## Exercise brief
Scan the data below for the string "icon". Show every line where it turns up.

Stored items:
⁂
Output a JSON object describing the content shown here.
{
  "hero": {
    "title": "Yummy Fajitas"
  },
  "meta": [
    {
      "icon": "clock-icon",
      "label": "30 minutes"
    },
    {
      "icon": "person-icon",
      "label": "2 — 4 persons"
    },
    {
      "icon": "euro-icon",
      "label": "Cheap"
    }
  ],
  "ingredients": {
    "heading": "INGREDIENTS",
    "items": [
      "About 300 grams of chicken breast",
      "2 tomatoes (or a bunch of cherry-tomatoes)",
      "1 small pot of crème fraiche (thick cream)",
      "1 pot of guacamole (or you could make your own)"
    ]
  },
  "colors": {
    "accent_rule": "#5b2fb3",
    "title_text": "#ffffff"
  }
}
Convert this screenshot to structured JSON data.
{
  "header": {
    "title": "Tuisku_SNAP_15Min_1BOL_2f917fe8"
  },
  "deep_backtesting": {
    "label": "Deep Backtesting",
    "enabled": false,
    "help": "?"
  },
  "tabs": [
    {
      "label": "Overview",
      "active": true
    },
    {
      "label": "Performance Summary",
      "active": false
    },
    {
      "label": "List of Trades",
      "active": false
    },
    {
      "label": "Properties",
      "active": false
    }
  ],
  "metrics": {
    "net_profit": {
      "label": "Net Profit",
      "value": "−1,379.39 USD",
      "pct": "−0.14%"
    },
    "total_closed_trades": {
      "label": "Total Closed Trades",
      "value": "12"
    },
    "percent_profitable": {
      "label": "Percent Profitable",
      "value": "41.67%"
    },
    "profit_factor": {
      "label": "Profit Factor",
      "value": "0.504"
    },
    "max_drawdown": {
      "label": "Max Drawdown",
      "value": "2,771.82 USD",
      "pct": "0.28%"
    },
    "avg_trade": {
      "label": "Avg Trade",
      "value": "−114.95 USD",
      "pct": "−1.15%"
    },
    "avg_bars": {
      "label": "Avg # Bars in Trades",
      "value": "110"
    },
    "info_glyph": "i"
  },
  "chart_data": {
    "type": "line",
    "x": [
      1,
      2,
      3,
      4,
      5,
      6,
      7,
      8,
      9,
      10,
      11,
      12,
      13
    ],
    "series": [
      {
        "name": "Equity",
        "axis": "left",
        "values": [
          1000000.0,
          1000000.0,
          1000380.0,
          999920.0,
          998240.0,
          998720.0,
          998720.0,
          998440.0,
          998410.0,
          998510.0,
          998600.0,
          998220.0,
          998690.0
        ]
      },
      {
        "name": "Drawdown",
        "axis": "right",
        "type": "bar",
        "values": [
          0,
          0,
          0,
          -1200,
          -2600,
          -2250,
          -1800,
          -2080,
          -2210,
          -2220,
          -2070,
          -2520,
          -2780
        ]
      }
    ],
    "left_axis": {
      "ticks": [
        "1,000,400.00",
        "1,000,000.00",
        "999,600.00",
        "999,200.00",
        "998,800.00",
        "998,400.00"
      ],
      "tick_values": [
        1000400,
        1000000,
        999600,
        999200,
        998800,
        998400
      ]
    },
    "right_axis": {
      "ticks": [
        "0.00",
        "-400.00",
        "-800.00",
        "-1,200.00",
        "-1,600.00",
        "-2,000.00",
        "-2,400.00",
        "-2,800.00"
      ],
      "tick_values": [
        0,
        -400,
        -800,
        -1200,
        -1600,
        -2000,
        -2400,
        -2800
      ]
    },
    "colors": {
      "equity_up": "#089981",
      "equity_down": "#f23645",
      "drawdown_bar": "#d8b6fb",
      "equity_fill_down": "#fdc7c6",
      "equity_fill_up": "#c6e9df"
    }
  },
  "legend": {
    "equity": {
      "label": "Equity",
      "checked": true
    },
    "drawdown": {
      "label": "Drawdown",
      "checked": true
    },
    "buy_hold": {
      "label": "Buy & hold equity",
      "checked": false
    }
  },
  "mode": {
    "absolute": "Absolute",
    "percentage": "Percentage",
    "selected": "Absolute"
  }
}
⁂
## Exercise output
      "icon": "clock-icon",
      "icon": "person-icon",
      "icon": "euro-icon",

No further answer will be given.